Assuming that the motorist spends $73,500 for their new Expedition, they can expect a five-year resale value of $46,000.
The depreciation does accelerate as time passes, which certainly bears noting.
If the Expedition owner is looking to sell at the 10 year mark, the vehicle will have lost over 67-58% of its value, clocking in an expected resale price of $23,000.
As with most of the other vehicles on this list, the values are based on 12,000 miles of annual driving and the vehicle remaining in good condition throughout the course of its lifespan.
Check our article here for more Ford Expedition statistics.
5 Tips To Maximize Your Ford SUV’s Resale Value
#1 Choose Wisely
In order to avoid the issues that are associated with lower resale values, it is important to choose wisely in the first place.
All cars lose value but every SUV that you are considering does not depreciate at the exact same rate.
Taking the time to research all of the models that you are contemplating can save you a great deal of time and energy on the back end.
In most instances, larger SUVs are going to depreciate far less than smaller vehicles, especially EVs.
#2 Purchase Used Vehicles (or Lease!)
The vast majority of depreciation will have taken place within the first five years of ownership.
If you purchase a vehicle that has already been owned for this length of time, you have essentially passed all of those costs off to the previous owner, while allowing yourself to reap more of the resale value.
Leasing works in a similar manner, as the depreciation value has already been calculated in the price that the customer is going to pay.
#3 Maximize Your Ownership Period
Since much of the depreciation takes place during the first seven years of ownership, it behooves the vehicle’s owner to maintain ownership for as long as possible.
The longer you can push past the seven-year mark, the more the rate of depreciation is going to slow down.
After the seven-year mark, the Ford SUV will have already undergone the vast majority of its depreciation.
The longer you own the vehicle, the more the depreciation percentages go down on a yearly basis.
#4 Color Schemes Are Crucial
This should be common sense but there are a number of motorists who do not learn this lesson until it is being taught to them the hard way.
The funkier the color scheme you choose, the more you will struggle to reap the full resale value of the Ford SUV in question.
When it comes time to resell a vehicle, standard car colors are always going to sell more easily than custom paint jobs that are a bit more out there. Black, grey and white are fine choices.

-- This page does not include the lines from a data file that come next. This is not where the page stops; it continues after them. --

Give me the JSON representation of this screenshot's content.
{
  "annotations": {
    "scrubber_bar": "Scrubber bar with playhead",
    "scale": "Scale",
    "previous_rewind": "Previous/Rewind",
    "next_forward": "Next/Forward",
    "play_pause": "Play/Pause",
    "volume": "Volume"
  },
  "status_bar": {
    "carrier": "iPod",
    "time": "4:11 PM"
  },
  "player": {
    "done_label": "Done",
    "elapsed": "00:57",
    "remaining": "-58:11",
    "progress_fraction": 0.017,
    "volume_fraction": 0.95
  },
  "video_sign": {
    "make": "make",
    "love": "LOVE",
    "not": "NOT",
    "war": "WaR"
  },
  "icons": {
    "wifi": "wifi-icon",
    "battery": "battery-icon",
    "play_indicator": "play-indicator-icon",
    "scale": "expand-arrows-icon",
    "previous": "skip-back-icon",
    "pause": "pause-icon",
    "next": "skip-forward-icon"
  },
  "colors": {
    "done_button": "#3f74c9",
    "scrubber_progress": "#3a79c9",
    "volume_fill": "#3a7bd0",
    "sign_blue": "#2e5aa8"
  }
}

Bright red, yellow, and other more vibrant colors?
Not so much.
#5 No Aftermarket Modifications
To piggyback on the previous point, aftermarket modifications are problematic from a resale standpoint.
The idea that these modifications will add to the SUV’s resale is a total misnomer.
Non OEM spoilers and aftermarket audio systems are prime examples of modifications that the average buyer is not going to be willing to pay a premium.
Speak to the dealer before making any modification of this nature, so you can learn more about the potential consequences of these decisions.